━━━━━ MATERIALS PROVIDED ━━━━━

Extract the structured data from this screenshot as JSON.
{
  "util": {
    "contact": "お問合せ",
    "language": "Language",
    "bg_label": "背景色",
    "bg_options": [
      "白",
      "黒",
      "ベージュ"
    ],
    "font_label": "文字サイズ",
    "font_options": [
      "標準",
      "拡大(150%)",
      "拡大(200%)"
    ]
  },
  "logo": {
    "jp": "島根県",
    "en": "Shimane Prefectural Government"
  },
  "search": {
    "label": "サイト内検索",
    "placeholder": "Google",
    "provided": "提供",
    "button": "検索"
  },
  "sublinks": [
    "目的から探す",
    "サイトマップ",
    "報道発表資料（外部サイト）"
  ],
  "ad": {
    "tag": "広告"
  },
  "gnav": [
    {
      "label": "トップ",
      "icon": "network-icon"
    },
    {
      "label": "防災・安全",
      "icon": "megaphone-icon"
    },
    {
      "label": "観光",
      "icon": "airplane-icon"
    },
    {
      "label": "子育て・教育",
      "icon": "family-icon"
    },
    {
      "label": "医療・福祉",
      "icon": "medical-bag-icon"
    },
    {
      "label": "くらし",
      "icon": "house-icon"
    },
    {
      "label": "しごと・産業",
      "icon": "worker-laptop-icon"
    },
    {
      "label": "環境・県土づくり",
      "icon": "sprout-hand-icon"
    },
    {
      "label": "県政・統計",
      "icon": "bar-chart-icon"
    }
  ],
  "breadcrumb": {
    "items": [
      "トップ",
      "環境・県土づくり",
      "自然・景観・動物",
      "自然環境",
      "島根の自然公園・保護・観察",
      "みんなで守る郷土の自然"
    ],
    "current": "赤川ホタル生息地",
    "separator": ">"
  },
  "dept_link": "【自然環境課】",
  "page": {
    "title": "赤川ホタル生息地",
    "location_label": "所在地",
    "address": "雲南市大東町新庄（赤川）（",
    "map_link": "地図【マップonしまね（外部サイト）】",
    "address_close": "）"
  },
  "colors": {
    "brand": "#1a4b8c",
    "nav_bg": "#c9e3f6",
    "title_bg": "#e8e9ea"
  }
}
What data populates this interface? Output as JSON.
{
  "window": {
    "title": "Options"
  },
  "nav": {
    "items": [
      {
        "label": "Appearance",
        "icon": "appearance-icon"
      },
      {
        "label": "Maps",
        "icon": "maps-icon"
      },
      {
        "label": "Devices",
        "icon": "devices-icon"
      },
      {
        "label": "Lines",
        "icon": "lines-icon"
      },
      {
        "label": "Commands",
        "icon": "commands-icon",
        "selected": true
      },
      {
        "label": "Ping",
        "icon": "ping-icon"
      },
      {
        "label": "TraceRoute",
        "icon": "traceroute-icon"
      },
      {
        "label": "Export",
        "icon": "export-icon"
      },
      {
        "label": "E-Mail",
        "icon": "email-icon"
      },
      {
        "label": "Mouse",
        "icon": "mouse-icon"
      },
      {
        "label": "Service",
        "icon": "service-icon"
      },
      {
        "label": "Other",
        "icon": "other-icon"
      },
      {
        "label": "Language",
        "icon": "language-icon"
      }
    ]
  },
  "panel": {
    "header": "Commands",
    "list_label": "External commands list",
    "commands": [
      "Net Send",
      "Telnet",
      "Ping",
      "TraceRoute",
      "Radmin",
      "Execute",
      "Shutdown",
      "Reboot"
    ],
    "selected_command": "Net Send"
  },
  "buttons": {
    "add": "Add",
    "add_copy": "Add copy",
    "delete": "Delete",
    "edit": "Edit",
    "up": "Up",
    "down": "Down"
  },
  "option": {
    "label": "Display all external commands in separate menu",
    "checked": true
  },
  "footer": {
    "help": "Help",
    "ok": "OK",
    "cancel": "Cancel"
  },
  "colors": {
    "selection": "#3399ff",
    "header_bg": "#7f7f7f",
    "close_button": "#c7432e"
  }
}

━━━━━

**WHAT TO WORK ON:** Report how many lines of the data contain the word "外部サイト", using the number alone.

**REPLY TO THE TASK:** 2